=== Exercise goal ===
What is the number of lines in these records that hold the word "Windows"? Reply with that number alone.

- - -

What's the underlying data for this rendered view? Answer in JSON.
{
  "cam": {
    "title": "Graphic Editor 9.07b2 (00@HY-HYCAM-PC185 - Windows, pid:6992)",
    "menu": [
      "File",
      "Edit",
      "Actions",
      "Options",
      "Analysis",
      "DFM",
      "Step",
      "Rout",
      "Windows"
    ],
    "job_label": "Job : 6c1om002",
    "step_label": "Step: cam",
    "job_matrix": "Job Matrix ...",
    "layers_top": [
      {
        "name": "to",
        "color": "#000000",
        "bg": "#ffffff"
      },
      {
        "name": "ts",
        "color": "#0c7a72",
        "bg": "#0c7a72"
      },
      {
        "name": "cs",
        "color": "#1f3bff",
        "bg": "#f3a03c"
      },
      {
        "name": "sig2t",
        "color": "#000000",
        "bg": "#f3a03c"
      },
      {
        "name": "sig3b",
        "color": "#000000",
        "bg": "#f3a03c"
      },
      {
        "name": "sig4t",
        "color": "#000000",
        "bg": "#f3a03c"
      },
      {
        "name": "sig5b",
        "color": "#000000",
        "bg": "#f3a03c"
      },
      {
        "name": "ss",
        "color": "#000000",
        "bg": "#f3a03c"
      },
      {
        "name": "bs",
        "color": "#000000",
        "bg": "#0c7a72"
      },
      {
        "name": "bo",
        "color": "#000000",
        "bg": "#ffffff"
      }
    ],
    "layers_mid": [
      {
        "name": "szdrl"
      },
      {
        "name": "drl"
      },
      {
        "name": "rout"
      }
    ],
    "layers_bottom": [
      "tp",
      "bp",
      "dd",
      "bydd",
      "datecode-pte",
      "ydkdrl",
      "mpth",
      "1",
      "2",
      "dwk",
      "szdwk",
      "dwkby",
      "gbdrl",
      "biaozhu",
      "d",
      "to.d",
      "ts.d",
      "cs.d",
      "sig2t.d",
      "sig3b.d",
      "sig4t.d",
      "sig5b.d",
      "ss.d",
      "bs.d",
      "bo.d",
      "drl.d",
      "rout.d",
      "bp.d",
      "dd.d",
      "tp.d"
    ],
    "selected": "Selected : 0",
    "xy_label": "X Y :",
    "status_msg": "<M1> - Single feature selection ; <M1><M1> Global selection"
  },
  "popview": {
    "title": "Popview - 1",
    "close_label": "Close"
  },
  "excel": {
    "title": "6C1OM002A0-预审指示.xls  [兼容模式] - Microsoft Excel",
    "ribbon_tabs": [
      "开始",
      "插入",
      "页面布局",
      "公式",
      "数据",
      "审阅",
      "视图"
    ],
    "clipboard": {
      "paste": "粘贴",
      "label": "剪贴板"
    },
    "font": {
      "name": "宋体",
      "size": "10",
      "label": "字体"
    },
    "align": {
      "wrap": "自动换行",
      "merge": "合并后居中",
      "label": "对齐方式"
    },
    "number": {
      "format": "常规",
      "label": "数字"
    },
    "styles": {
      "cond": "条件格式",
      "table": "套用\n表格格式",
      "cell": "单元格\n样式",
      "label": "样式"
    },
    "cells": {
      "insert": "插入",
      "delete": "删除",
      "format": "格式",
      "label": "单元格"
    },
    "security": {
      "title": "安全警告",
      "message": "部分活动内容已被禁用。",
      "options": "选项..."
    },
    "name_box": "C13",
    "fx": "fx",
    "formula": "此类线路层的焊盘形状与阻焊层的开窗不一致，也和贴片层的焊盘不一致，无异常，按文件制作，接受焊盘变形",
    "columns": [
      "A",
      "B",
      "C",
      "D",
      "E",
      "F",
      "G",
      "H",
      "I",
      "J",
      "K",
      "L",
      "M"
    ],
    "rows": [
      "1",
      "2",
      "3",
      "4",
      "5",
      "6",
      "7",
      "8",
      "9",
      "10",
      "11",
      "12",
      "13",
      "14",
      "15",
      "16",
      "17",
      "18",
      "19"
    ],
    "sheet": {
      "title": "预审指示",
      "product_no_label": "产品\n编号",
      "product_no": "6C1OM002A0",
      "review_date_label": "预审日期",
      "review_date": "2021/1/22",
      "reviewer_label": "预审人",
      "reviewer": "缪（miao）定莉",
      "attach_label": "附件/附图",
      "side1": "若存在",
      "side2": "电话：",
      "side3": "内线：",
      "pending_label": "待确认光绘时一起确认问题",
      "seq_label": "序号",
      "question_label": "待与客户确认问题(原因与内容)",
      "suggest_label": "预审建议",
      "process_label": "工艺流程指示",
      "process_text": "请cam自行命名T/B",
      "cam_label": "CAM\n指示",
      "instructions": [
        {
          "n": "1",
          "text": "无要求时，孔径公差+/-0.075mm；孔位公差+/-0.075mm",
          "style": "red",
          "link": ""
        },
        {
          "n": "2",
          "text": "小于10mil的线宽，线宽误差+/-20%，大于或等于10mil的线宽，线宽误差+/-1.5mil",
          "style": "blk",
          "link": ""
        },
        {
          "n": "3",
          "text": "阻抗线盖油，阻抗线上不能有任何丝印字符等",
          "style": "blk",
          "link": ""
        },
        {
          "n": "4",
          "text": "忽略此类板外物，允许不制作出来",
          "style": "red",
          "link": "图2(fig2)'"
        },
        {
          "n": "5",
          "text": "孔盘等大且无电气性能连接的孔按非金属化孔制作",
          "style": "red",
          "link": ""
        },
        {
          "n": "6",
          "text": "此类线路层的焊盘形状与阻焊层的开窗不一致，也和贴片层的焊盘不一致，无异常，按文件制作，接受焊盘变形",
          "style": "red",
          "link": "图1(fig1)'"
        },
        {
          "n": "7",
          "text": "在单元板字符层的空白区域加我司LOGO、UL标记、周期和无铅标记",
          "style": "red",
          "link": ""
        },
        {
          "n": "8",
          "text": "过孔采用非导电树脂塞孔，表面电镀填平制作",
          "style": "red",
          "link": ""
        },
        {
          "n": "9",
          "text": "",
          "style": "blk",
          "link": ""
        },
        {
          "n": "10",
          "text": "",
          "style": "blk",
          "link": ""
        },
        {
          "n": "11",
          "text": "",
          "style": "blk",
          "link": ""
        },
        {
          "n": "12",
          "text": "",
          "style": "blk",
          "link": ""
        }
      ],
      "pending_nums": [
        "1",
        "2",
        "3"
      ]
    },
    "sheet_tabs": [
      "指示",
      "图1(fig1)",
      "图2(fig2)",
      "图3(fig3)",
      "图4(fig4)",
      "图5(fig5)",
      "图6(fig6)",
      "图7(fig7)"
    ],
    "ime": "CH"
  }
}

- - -

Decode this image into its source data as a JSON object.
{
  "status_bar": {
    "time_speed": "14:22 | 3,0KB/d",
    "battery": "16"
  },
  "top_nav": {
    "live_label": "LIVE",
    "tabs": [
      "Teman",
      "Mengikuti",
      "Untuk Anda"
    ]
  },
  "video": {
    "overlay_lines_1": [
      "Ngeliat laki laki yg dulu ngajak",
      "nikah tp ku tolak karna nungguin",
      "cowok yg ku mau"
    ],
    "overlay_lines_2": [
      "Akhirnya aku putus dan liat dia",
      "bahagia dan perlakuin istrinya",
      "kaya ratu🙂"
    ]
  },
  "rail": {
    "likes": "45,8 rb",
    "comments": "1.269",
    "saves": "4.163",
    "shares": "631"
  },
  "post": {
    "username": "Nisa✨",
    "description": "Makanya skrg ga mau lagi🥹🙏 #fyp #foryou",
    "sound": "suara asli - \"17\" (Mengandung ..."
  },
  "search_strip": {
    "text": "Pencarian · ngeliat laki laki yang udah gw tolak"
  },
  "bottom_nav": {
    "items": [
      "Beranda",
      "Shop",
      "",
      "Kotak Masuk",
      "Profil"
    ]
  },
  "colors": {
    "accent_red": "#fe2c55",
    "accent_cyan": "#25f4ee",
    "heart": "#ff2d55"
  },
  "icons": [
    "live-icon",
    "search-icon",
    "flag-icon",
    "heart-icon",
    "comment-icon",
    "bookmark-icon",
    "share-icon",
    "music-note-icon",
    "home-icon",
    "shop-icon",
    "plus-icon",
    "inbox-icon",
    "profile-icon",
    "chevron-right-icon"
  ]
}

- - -

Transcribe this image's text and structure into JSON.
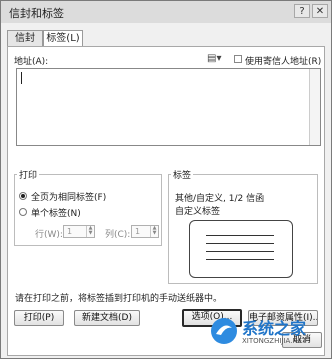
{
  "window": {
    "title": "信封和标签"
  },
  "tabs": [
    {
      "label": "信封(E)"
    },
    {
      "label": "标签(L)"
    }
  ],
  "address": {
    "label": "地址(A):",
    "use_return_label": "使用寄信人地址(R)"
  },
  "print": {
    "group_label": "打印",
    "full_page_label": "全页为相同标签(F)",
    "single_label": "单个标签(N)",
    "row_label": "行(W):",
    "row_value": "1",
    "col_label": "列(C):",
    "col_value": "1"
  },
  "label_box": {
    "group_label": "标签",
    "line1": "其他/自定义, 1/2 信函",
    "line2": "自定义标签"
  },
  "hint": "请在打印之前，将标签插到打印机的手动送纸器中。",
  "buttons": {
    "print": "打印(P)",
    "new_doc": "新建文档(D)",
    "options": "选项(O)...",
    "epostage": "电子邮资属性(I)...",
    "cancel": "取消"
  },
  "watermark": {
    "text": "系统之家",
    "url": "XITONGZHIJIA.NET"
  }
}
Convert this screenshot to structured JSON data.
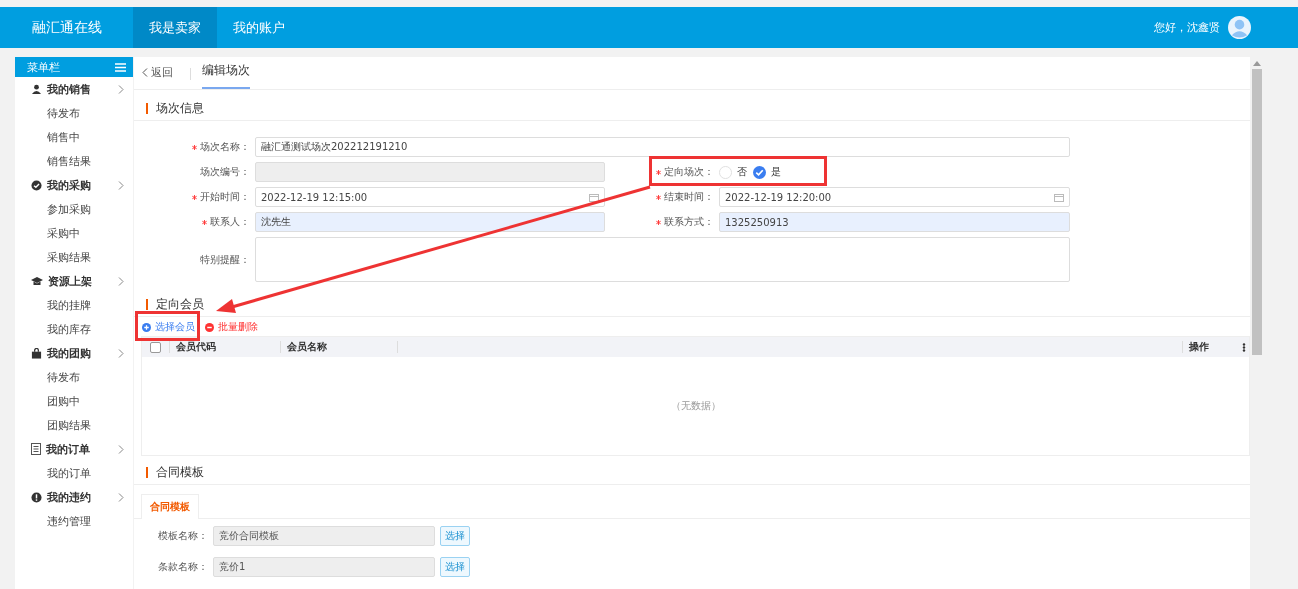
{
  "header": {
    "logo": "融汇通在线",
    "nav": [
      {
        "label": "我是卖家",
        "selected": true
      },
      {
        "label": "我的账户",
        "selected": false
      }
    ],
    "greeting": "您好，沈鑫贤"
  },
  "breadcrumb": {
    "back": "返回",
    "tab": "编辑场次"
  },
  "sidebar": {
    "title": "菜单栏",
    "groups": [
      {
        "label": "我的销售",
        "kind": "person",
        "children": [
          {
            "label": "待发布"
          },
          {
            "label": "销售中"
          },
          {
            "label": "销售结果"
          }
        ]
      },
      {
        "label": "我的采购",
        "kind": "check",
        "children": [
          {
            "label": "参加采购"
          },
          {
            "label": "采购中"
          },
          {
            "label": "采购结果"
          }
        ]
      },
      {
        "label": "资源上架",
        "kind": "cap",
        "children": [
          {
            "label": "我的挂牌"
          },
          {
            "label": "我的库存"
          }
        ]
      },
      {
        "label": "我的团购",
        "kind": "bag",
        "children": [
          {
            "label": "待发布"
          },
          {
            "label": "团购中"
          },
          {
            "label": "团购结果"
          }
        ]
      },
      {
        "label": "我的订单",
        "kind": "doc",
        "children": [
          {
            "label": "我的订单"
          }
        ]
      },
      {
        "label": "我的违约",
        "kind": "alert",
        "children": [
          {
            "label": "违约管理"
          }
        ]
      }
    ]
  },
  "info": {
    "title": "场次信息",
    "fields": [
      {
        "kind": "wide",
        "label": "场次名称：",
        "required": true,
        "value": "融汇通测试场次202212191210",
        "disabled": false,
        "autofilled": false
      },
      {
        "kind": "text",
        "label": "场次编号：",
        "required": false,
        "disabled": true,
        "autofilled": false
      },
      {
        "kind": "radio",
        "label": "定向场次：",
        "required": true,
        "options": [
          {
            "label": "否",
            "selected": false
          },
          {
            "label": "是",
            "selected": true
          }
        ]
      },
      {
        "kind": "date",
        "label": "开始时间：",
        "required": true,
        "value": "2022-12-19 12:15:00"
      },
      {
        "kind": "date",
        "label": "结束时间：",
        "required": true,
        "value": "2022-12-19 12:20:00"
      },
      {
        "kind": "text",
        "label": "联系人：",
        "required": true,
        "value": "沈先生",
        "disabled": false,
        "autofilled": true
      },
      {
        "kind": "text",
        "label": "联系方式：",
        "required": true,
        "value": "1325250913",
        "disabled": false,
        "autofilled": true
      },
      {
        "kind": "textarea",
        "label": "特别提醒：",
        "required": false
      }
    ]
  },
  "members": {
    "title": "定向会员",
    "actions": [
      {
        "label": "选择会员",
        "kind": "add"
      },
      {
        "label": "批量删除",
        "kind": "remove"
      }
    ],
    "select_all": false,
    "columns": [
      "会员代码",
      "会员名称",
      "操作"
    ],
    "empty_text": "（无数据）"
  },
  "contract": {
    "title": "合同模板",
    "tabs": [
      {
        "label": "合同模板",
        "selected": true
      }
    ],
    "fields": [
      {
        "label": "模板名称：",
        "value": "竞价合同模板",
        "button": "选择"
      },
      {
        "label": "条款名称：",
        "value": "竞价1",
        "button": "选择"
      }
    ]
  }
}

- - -

=== Output below ===
2